Why does Nepali society condone violence?

Cilla Khatry

Cilla Khatry

Why does Nepali society condone violence?

There is generally an eerie silence around violence until it results in a rape or murder. People would rather turn the other way and walk away than get involved in matters that don’t concern them | HBR

News of violence causes much furor. There are rallies and sit-ins, protesting against the violation of human rights and demanding the government punish the culprits immediately. As necessary as that might be to ensure justice, we should perhaps mull over the idea of violence-reduction rather than just reacting to its consequences. A good place to start, I believe, could be each one of us speaking up in situations that might trigger violence.

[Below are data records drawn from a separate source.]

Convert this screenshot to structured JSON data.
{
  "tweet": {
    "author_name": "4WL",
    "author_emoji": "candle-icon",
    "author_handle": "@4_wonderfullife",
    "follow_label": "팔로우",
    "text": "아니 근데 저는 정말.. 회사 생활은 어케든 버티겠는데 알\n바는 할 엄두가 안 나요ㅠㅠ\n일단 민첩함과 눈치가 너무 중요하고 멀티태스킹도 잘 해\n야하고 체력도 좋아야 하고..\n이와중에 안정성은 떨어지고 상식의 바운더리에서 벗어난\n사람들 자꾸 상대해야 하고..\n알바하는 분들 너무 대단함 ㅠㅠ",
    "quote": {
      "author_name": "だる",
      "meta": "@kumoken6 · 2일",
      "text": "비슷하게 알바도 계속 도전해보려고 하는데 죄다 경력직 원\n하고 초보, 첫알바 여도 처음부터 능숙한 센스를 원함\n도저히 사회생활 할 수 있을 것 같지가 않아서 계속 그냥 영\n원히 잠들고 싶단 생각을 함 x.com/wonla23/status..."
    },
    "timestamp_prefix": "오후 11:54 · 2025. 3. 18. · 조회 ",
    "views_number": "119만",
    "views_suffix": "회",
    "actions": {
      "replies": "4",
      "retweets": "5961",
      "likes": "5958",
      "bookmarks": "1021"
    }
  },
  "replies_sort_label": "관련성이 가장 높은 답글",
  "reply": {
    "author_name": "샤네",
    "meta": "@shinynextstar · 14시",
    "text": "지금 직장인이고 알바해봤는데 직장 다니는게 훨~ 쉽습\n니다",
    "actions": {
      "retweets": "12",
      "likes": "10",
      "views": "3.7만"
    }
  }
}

There is generally an eerie silence around violence until it results in a rape or murder. People would rather turn the other way and walk away than get involved in matters that don’t concern them. A public brawl will draw spectators but no one will try to stop it. We turn a blind eye to domestic violence, terming it ‘buda-budi ko jhagada’—something that must be resolved in private. We make many excuses for men’s acts of violence at home: He must have been stressed, the workload was immense and he snapped, he didn’t know what he was doing because he was drunk, being some of the most absurd yet common ones.

My next-door neighbors are raucous. The father and his two sons get into heated arguments and throw things around. The scathing language they use makes my ears bleed. My husband tells me they have always been nasty. Recently, one of the sons reportedly hit the father before leaving the house in a fit of rage. I’m sure everyone in the neighborhood stops doing whatever it is they were doing and listens in on the drama—there is never such pin-drop silence otherwise—but they all draw their curtains and shut their doors.

While it’s important to be mindful of people’s boundaries, maybe a simple ‘what’s wrong?’ might make these men more conscious of their actions. I think no one, not even the neighbors across the street whom they are super chummy with, ever inquiring about the hullabaloo they create has made them bolder. Their fights have gotten worse and they go on for longer.   

Advocate Ishan Raj Onta says intervening is a personal choice and there is no right or wrong. However, as a part of a society that is actively changing, it might be necessary to not let things slide as personal matters in order to stop them from spiraling out of control. Two years ago, Jenny Khadka’s husband threw acid at her because, having had enough of his abuses, she had run away from him. The incident occurred in Kalopul in Kathmandu where her family had been living for years. “There were many people around when my ex-husband was threatening to throw acid at me. Nobody said a word. They just gawked or hurried away. And most of them knew me and my family,” says Jenny.

She says she wished someone would say something. She believes it would have deterred him. The fact that no one spoke gave him courage and made him feel he could get away with it. Jenny suffered 20 percent burns and spent two months at hospital where she underwent nine surgeries. Her story makes me shudder every time I think about it. After Jenny was attacked, no one came to her rescue. It was only after a while that two people helped her: A man gave her a bottle of water to pour over the skin that acid was eating away and a lady passing by on a scooter stopped to see why she was yelling and made arrangements to take her to the hospital. Till then, it was all whispers and surreptitious glances. No one called the ambulance or the police. People watched while she screamed in pain. Doesn’t apathy make us equally guilty of a crime?

Onta says all it takes is for one person to break the silence and more voices will join in. The chain reaction is immense and impactful, he says. He shares a simple incident, as an example. Recently, on the airplane shuttle he was on he saw someone toss a food wrapper on the floor. He could feel many people stiffen but no one said a word. Onta decided to speak up and told the man to pick up his trash. At least five more people supported him. “There will be others like you who will eventually speak up. People tend to hesitate. Someone needs to start and that creates a ripple effect,” he says.

Every society has conflicts, he adds, but how we deal with them is an indicator of how far we have come. Conflict, he says, is a result of low tolerance and little interaction. It can be dealt with in a civilized way, without leading to violence, if people engage in constructive dialogue. But, according to psychologist Minakshi Rana, it’s people’s inability to accept views contrary to their own that prevents effective communication.

Rana adds that ours is a shy society that prefers to keep violence hidden rather than confront it. But that, she says, is a harmful practice. If we let it go on, the anger that simmers underneath will eventually boil over. Talking about my neighbors, the psychologist says the animosity that’s there in the family might spill over elsewhere. Studies have shown that the longer a situation is allowed to escalate the greater the risk that it will result in aggressive behavior and violence.

However, intervening doesn’t necessarily mean self-involvement, as in physically trying to break up the altercation. Onta says you should assess the risk before getting involved, lest you make matters worse. But you can call the police and report the incident. Rana says she has done that quite a few times. Recently, she saw a man beat up a woman in her locality and promptly dialed 100. Actions like these can prevent circumstances from worsening and nip violence in the bud.

We tend to hold the government accountable for everything that happens in our society. And while plans and policies are imperative long-term solutions, individual action is just as essential and could be the key in mitigating violence.